═══ Records for the exercise ═══

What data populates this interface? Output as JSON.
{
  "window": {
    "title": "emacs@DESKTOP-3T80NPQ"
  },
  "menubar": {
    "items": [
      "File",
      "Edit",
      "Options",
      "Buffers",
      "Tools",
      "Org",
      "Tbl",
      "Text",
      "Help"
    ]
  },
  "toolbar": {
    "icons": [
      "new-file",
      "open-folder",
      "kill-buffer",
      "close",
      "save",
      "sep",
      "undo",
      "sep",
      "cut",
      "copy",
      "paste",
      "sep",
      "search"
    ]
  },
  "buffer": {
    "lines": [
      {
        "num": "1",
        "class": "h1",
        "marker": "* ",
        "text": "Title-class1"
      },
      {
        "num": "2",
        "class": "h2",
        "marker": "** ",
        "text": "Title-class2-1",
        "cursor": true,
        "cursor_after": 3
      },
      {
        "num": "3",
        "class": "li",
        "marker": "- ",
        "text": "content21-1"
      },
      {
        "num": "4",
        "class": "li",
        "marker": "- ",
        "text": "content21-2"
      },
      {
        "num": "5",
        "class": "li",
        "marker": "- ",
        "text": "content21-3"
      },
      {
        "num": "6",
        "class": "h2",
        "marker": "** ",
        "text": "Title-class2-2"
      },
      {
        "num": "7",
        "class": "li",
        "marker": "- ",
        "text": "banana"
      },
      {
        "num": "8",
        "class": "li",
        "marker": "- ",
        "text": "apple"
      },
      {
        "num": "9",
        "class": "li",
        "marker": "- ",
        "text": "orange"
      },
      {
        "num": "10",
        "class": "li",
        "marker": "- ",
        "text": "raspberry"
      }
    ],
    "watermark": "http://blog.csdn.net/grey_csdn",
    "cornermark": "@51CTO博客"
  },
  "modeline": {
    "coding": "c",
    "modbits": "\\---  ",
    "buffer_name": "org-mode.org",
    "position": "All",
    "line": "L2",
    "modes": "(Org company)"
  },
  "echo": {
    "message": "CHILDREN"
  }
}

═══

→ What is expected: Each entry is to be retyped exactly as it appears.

→ Answer area:
What data populates this interface? Output as JSON.
{
  "window": {
    "title": "emacs@DESKTOP-3T80NPQ"
  },
  "menubar": {
    "items": [
      "File",
      "Edit",
      "Options",
      "Buffers",
      "Tools",
      "Org",
      "Tbl",
      "Text",
      "Help"
    ]
  },
  "toolbar": {
    "icons": [
      "new-file",
      "open-folder",
      "kill-buffer",
      "close",
      "save",
      "sep",
      "undo",
      "sep",
      "cut",
      "copy",
      "paste",
      "sep",
      "search"
    ]
  },
  "buffer": {
    "lines": [
      {
        "num": "1",
        "class": "h1",
        "marker": "* ",
        "text": "Title-class1"
      },
      {
        "num": "2",
        "class": "h2",
        "marker": "** ",
        "text": "Title-class2-1",
        "cursor": true,
        "cursor_after": 3
      },
      {
        "num": "3",
        "class": "li",
        "marker": "- ",
        "text": "content21-1"
      },
      {
        "num": "4",
        "class": "li",
        "marker": "- ",
        "text": "content21-2"
      },
      {
        "num": "5",
        "class": "li",
        "marker": "- ",
        "text": "content21-3"
      },
      {
        "num": "6",
        "class": "h2",
        "marker": "** ",
        "text": "Title-class2-2"
      },
      {
        "num": "7",
        "class": "li",
        "marker": "- ",
        "text": "banana"
      },
      {
        "num": "8",
        "class": "li",
        "marker": "- ",
        "text": "apple"
      },
      {
        "num": "9",
        "class": "li",
        "marker": "- ",
        "text": "orange"
      },
      {
        "num": "10",
        "class": "li",
        "marker": "- ",
        "text": "raspberry"
      }
    ],
    "watermark": "http://blog.csdn.net/grey_csdn",
    "cornermark": "@51CTO博客"
  },
  "modeline": {
    "coding": "c",
    "modbits": "\\---  ",
    "buffer_name": "org-mode.org",
    "position": "All",
    "line": "L2",
    "modes": "(Org company)"
  },
  "echo": {
    "message": "CHILDREN"
  }
}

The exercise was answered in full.